An article published in the journal Science this month revealed that bird populations in North America have declined by 29 percent since 1970. That’s a loss of about 3 billion birds! These population declines were documented in common bird species as well as species of concern. Indeed, people in our community have been contacting Lane County Audubon for years with concerns about the disappearance of many favorite backyard birds.
The Endangered Species Act is one of America’s most effective and important environmental laws. Since its passage in 1973, the Act has enabled the recovery of several at-risk species including the Bald Eagle, Peregrine Falcon, humpback whale, Virginia flying squirrel, and the Oregon chub, among others.
It’s summer and I delight in the antics of fledgling birds. They land on our feeders, but despite the proximity and abundance of food, they beg from their parents, mouths open and wings fluttering. Soon they will be ready for autumn activities, which for many birds involve a migratory journey. Let’s do what we can to keep birds safe along their passage.
Birds help farmers. They control pests, sow seeds, pollinate flowers, and fertilize soils. Unfortunately, the reverse is not true; common agricultural practices do not help birds. Often they have led to devastating bird population declines. The North American Breeding Bird Survey data shows that 74 percent of farmland-associated species decreased between 1966 and 2013.
Most of us are aware of the alarming decline in populations of pollinators and other beneficial insects. This affects all of us, our food supply, and the birds that we love.
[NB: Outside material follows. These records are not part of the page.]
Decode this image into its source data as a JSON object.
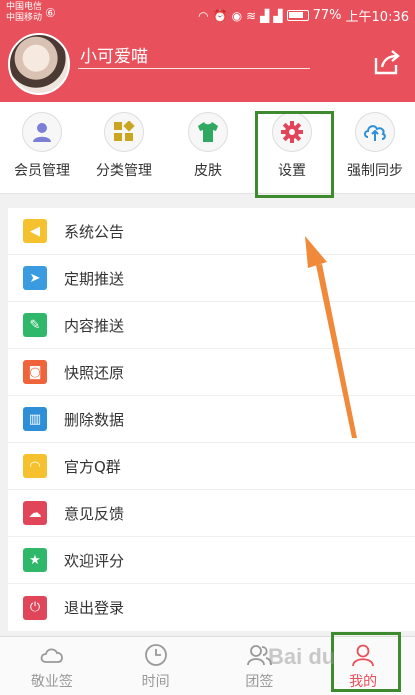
{
  "status_bar": {
    "carrier_1": "中国电信",
    "carrier_2": "中国移动",
    "battery": "77%",
    "time": "上午10:36"
  },
  "header": {
    "username": "小可爱喵",
    "bg_color": "#e8505b"
  },
  "quick_actions": [
    {
      "label": "会员管理",
      "icon": "user-icon"
    },
    {
      "label": "分类管理",
      "icon": "category-icon"
    },
    {
      "label": "皮肤",
      "icon": "tshirt-icon"
    },
    {
      "label": "设置",
      "icon": "gear-icon"
    },
    {
      "label": "强制同步",
      "icon": "sync-icon"
    }
  ],
  "menu": [
    {
      "label": "系统公告",
      "icon": "speaker-icon",
      "color": "#f5c12e"
    },
    {
      "label": "定期推送",
      "icon": "paper-plane-icon",
      "color": "#3a9be0"
    },
    {
      "label": "内容推送",
      "icon": "edit-icon",
      "color": "#2fb86a"
    },
    {
      "label": "快照还原",
      "icon": "camera-icon",
      "color": "#f0643c"
    },
    {
      "label": "删除数据",
      "icon": "trash-icon",
      "color": "#2e8fd8"
    },
    {
      "label": "官方Q群",
      "icon": "headset-icon",
      "color": "#f5c12e"
    },
    {
      "label": "意见反馈",
      "icon": "chat-icon",
      "color": "#e0455a"
    },
    {
      "label": "欢迎评分",
      "icon": "star-icon",
      "color": "#2fb86a"
    },
    {
      "label": "退出登录",
      "icon": "power-icon",
      "color": "#e0455a"
    }
  ],
  "bottom_nav": [
    {
      "label": "敬业签",
      "icon": "cloud-icon",
      "active": false
    },
    {
      "label": "时间",
      "icon": "clock-icon",
      "active": false
    },
    {
      "label": "团签",
      "icon": "group-icon",
      "active": false
    },
    {
      "label": "我的",
      "icon": "person-icon",
      "active": true
    }
  ],
  "watermark": "Bai du"
}
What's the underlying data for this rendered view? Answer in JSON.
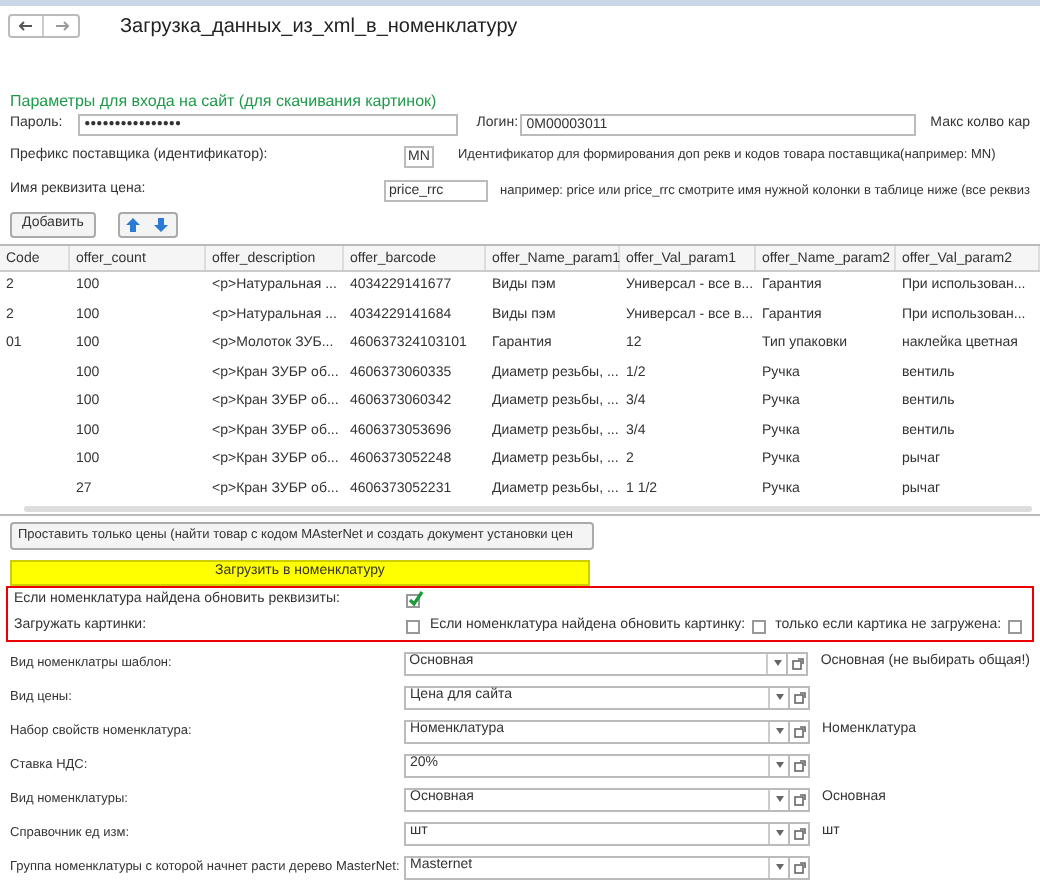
{
  "window": {
    "title": "Загрузка_данных_из_xml_в_номенклатуру"
  },
  "login_section": {
    "heading": "Параметры для входа на сайт (для скачивания картинок)",
    "password_label": "Пароль:",
    "password_value": "●●●●●●●●●●●●●●●●",
    "login_label": "Логин:",
    "login_value": "0M00003011",
    "max_label": "Макс колво кар"
  },
  "prefix": {
    "label": "Префикс поставщика (идентификатор):",
    "value": "MN",
    "hint": "Идентификатор для формирования доп рекв и кодов товара поставщика(например: MN)"
  },
  "price_attr": {
    "label": "Имя реквизита цена:",
    "value": "price_rrc",
    "hint": "например: price или price_rrc смотрите имя нужной колонки в таблице ниже (все реквиз"
  },
  "toolbar": {
    "add_button": "Добавить"
  },
  "table": {
    "columns": [
      "Code",
      "offer_count",
      "offer_description",
      "offer_barcode",
      "offer_Name_param1",
      "offer_Val_param1",
      "offer_Name_param2",
      "offer_Val_param2"
    ],
    "rows": [
      [
        "2",
        "100",
        "<p>Натуральная ...",
        "4034229141677",
        "Виды пэм",
        "Универсал - все в...",
        "Гарантия",
        "При использован..."
      ],
      [
        "2",
        "100",
        "<p>Натуральная ...",
        "4034229141684",
        "Виды пэм",
        "Универсал - все в...",
        "Гарантия",
        "При использован..."
      ],
      [
        "01",
        "100",
        "<p>Молоток ЗУБ...",
        "460637324103101",
        "Гарантия",
        "12",
        "Тип упаковки",
        "наклейка цветная"
      ],
      [
        null,
        "100",
        "<p>Кран ЗУБР об...",
        "4606373060335",
        "Диаметр резьбы, ...",
        "1/2",
        "Ручка",
        "вентиль"
      ],
      [
        null,
        "100",
        "<p>Кран ЗУБР об...",
        "4606373060342",
        "Диаметр резьбы, ...",
        "3/4",
        "Ручка",
        "вентиль"
      ],
      [
        null,
        "100",
        "<p>Кран ЗУБР об...",
        "4606373053696",
        "Диаметр резьбы, ...",
        "3/4",
        "Ручка",
        "вентиль"
      ],
      [
        null,
        "100",
        "<p>Кран ЗУБР об...",
        "4606373052248",
        "Диаметр резьбы, ...",
        "2",
        "Ручка",
        "рычаг"
      ],
      [
        null,
        "27",
        "<p>Кран ЗУБР об...",
        "4606373052231",
        "Диаметр резьбы, ...",
        "1 1/2",
        "Ручка",
        "рычаг"
      ]
    ]
  },
  "prices_button": "Проставить только цены (найти товар с кодом MAsterNet и создать документ установки цен",
  "load_button": "Загрузить в номенклатуру",
  "options": [
    {
      "label": "Если номенклатура найдена обновить реквизиты:",
      "checks": [
        {
          "checked": true
        }
      ]
    },
    {
      "label": "Загружать картинки:",
      "checks": [
        {
          "checked": false
        },
        {
          "label": "Если номенклатура найдена обновить картинку:",
          "checked": false
        },
        {
          "label": "только если картика не загружена:",
          "checked": false
        }
      ]
    }
  ],
  "fields": [
    {
      "label": "Вид номенклатры шаблон:",
      "value": "Основная",
      "note": "Основная (не выбирать общая!)"
    },
    {
      "label": "Вид цены:",
      "value": "Цена для сайта"
    },
    {
      "label": "Набор свойств номенклатура:",
      "value": "Номенклатура",
      "note": "Номенклатура"
    },
    {
      "label": "Ставка НДС:",
      "value": "20%"
    },
    {
      "label": "Вид номенклатуры:",
      "value": "Основная",
      "note": "Основная"
    },
    {
      "label": "Справочник ед изм:",
      "value": "шт",
      "note": "шт"
    },
    {
      "label": "Группа номенклатуры с которой начнет расти дерево MasterNet:",
      "value": "Masternet"
    }
  ]
}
In addition to habitat loss, pesticides use is a major culprit. Recent investigations have found pesticide residue everywhere, in the body tissues of people and animals, in the food we buy at our supermarkets, and even (sorry about this) in our beer and wine.
The percentage of people who think global warming is happening is now five times greater than that of people who don’t, according to a recent survey conducted by Yale University.
I prefer bird tweets to presidential tweets. It’s too easy to get distracted by the rhetoric and scandals, which may lead to the false impression that not much is getting done. However, while we are distracted, the current administration has sought to roll back many bedrock environmental protections. The vast scope of these changes and proposals makes it difficult for me to read or listen to the news. The following is a sampling of the more than 60 policy changes. Some are in the proposal stage, while others have been enacted.
- The federal government is reversing a policy that would have increased vehicle mileage standards for cars made over the next decade. The standards that were to go into effect would have limited vehicle emissions of greenhouse gases that contribute to climate change. They would have also lessened other forms of pollution, reduced the need for fossil fuels, and saved people money at the pump.
You might have heard a little something about the birds and the bees. But maybe you haven’t heard that what’s good for bees is good for birds as well. Because that’s true, Lane County Audubon has joined the Eugene Pollinator Protection Committeein collaboration with the Xerces Society, Beyond Toxics, Walama Restoration Project, GloryBee, and the City of Eugene Parks and Open Spaces. By helping to protect native bees, we also secure resources, habitat, and health for our bird populations and other wildlife.
Unfortunately, pollinator populations have declined dramatically. A 2017 report revealed that over 700 species of native bees are in trouble.
Fom Portland Audubon: East Sand Island was once the largest Double-crested Cormorant colony in the world, home to more than 28,000 cormorants representing 40 percent of the entire population west of the Rocky Mountains. However, for the past three years, federal agencies have been waging a relentless and inhumane war on Double-crested Cormorants, shooting thousands of the birds out of the sky with shotguns and destroying their active nests. More than 5,000 cormorants have been shot, and more than 6,000 nests have been destroyed. Because of this, the world’s largest colony of Double-crested Cormorants has collapsed. The birds abandoned the colony at the peak of nesting season in 2016, and only a couple hundred birds returned to nest in 2017.
The collapse of the entire colony went far beyond what was allowed under the Corps permits and puts the entire western population of Double-crested Cormorants at risk. Yet, the US Army Corps has applied for permits to continue destroying cormorant nests on East Sand Island if the birds return in 2018, and has plans to modify their habitat to limit nesting in the future. This kind of activity could precipitate another colony collapse in 2018.
Oregon’s rocky coastal shores are not currently receiving sufficient analysis or protection. Oregon Shores and Audubon chapters, along with the other organizations that cooperated to institute Oregon’s marine reserves, share this concern. These groups believe that more up-to-date information is needed to make strategic plans. Specifically, we need well-defined objectives, based on scientific data about marine resources and uses.